■ TASK STATEMENT
An exact, complete copy of the lines below is the expected answer.

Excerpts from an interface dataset
BEGIN
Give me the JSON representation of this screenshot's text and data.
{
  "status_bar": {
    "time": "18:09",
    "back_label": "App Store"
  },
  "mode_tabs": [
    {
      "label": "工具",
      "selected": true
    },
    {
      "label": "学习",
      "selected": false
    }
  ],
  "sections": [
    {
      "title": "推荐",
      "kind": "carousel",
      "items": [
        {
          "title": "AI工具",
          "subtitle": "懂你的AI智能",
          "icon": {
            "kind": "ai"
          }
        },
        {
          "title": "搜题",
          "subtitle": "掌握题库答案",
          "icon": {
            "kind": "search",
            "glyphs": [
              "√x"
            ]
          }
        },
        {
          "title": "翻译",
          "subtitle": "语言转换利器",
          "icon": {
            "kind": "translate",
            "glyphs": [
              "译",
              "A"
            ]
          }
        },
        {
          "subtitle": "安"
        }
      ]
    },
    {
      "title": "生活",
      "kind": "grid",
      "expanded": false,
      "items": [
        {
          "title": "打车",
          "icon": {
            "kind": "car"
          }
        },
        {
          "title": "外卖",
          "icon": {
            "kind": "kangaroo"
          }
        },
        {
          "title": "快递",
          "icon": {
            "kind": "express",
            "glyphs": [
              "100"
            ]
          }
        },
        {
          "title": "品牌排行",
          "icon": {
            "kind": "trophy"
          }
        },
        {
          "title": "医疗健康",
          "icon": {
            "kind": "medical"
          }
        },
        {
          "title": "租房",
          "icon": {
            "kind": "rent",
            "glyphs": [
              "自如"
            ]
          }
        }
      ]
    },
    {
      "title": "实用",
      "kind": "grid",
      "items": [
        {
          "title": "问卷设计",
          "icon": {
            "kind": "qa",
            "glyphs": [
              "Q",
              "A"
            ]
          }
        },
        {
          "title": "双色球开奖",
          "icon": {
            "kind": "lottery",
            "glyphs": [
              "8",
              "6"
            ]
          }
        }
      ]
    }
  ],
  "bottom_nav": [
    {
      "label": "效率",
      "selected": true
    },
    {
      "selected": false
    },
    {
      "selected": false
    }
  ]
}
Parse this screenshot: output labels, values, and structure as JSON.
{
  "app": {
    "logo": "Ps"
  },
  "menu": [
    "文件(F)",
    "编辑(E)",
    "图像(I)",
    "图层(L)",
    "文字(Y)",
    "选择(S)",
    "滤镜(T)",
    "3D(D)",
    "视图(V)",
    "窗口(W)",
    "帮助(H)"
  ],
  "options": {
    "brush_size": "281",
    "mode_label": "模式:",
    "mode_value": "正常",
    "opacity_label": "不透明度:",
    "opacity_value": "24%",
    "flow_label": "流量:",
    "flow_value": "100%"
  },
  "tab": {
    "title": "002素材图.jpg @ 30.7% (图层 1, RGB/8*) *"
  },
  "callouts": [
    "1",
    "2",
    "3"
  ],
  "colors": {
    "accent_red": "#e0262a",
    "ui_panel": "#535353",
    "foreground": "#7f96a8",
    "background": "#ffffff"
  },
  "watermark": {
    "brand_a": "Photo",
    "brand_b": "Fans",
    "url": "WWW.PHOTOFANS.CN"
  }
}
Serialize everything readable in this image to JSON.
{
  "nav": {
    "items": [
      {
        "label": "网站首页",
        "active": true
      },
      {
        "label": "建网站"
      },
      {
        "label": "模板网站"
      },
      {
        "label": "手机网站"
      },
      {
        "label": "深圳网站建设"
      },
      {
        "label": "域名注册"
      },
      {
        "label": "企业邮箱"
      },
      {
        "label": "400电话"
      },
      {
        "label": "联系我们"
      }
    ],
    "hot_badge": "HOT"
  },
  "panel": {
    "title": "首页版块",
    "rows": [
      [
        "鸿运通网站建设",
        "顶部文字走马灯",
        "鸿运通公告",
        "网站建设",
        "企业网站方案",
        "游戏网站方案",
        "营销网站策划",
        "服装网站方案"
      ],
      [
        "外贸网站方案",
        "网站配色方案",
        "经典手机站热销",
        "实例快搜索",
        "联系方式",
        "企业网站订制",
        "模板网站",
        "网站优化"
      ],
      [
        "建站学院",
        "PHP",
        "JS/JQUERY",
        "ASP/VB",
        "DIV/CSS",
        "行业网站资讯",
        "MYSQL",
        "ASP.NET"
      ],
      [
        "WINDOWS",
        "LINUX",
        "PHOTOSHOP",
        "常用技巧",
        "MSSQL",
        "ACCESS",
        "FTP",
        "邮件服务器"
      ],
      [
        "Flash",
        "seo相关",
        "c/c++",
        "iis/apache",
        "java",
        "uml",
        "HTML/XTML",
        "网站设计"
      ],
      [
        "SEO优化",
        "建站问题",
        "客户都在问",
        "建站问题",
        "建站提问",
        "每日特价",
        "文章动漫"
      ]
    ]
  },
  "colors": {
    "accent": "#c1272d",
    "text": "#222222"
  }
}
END
■ REPLY TO THE EXERCISE
Give me the JSON representation of this screenshot's text and data.
{
  "status_bar": {
    "time": "18:09",
    "back_label": "App Store"
  },
  "mode_tabs": [
    {
      "label": "工具",
      "selected": true
    },
    {
      "label": "学习",
      "selected": false
    }
  ],
  "sections": [
    {
      "title": "推荐",
      "kind": "carousel",
      "items": [
        {
          "title": "AI工具",
          "subtitle": "懂你的AI智能",
          "icon": {
            "kind": "ai"
          }
        },
        {
          "title": "搜题",
          "subtitle": "掌握题库答案",
          "icon": {
            "kind": "search",
            "glyphs": [
              "√x"
            ]
          }
        },
        {
          "title": "翻译",
          "subtitle": "语言转换利器",
          "icon": {
            "kind": "translate",
            "glyphs": [
              "译",
              "A"
            ]
          }
        },
        {
          "subtitle": "安"
        }
      ]
    },
    {
      "title": "生活",
      "kind": "grid",
      "expanded": false,
      "items": [
        {
          "title": "打车",
          "icon": {
            "kind": "car"
          }
        },
        {
          "title": "外卖",
          "icon": {
            "kind": "kangaroo"
          }
        },
        {
          "title": "快递",
          "icon": {
            "kind": "express",
            "glyphs": [
              "100"
            ]
          }
        },
        {
          "title": "品牌排行",
          "icon": {
            "kind": "trophy"
          }
        },
        {
          "title": "医疗健康",
          "icon": {
            "kind": "medical"
          }
        },
        {
          "title": "租房",
          "icon": {
            "kind": "rent",
            "glyphs": [
              "自如"
            ]
          }
        }
      ]
    },
    {
      "title": "实用",
      "kind": "grid",
      "items": [
        {
          "title": "问卷设计",
          "icon": {
            "kind": "qa",
            "glyphs": [
              "Q",
              "A"
            ]
          }
        },
        {
          "title": "双色球开奖",
          "icon": {
            "kind": "lottery",
            "glyphs": [
              "8",
              "6"
            ]
          }
        }
      ]
    }
  ],
  "bottom_nav": [
    {
      "label": "效率",
      "selected": true
    },
    {
      "selected": false
    },
    {
      "selected": false
    }
  ]
}
Parse this screenshot: output labels, values, and structure as JSON.
{
  "app": {
    "logo": "Ps"
  },
  "menu": [
    "文件(F)",
    "编辑(E)",
    "图像(I)",
    "图层(L)",
    "文字(Y)",
    "选择(S)",
    "滤镜(T)",
    "3D(D)",
    "视图(V)",
    "窗口(W)",
    "帮助(H)"
  ],
  "options": {
    "brush_size": "281",
    "mode_label": "模式:",
    "mode_value": "正常",
    "opacity_label": "不透明度:",
    "opacity_value": "24%",
    "flow_label": "流量:",
    "flow_value": "100%"
  },
  "tab": {
    "title": "002素材图.jpg @ 30.7% (图层 1, RGB/8*) *"
  },
  "callouts": [
    "1",
    "2",
    "3"
  ],
  "colors": {
    "accent_red": "#e0262a",
    "ui_panel": "#535353",
    "foreground": "#7f96a8",
    "background": "#ffffff"
  },
  "watermark": {
    "brand_a": "Photo",
    "brand_b": "Fans",
    "url": "WWW.PHOTOFANS.CN"
  }
}
Serialize everything readable in this image to JSON.
{
  "nav": {
    "items": [
      {
        "label": "网站首页",
        "active": true
      },
      {
        "label": "建网站"
      },
      {
        "label": "模板网站"
      },
      {
        "label": "手机网站"
      },
      {
        "label": "深圳网站建设"
      },
      {
        "label": "域名注册"
      },
      {
        "label": "企业邮箱"
      },
      {
        "label": "400电话"
      },
      {
        "label": "联系我们"
      }
    ],
    "hot_badge": "HOT"
  },
  "panel": {
    "title": "首页版块",
    "rows": [
      [
        "鸿运通网站建设",
        "顶部文字走马灯",
        "鸿运通公告",
        "网站建设",
        "企业网站方案",
        "游戏网站方案",
        "营销网站策划",
        "服装网站方案"
      ],
      [
        "外贸网站方案",
        "网站配色方案",
        "经典手机站热销",
        "实例快搜索",
        "联系方式",
        "企业网站订制",
        "模板网站",
        "网站优化"
      ],
      [
        "建站学院",
        "PHP",
        "JS/JQUERY",
        "ASP/VB",
        "DIV/CSS",
        "行业网站资讯",
        "MYSQL",
        "ASP.NET"
      ],
      [
        "WINDOWS",
        "LINUX",
        "PHOTOSHOP",
        "常用技巧",
        "MSSQL",
        "ACCESS",
        "FTP",
        "邮件服务器"
      ],
      [
        "Flash",
        "seo相关",
        "c/c++",
        "iis/apache",
        "java",
        "uml",
        "HTML/XTML",
        "网站设计"
      ],
      [
        "SEO优化",
        "建站问题",
        "客户都在问",
        "建站问题",
        "建站提问",
        "每日特价",
        "文章动漫"
      ]
    ]
  },
  "colors": {
    "accent": "#c1272d",
    "text": "#222222"
  }
}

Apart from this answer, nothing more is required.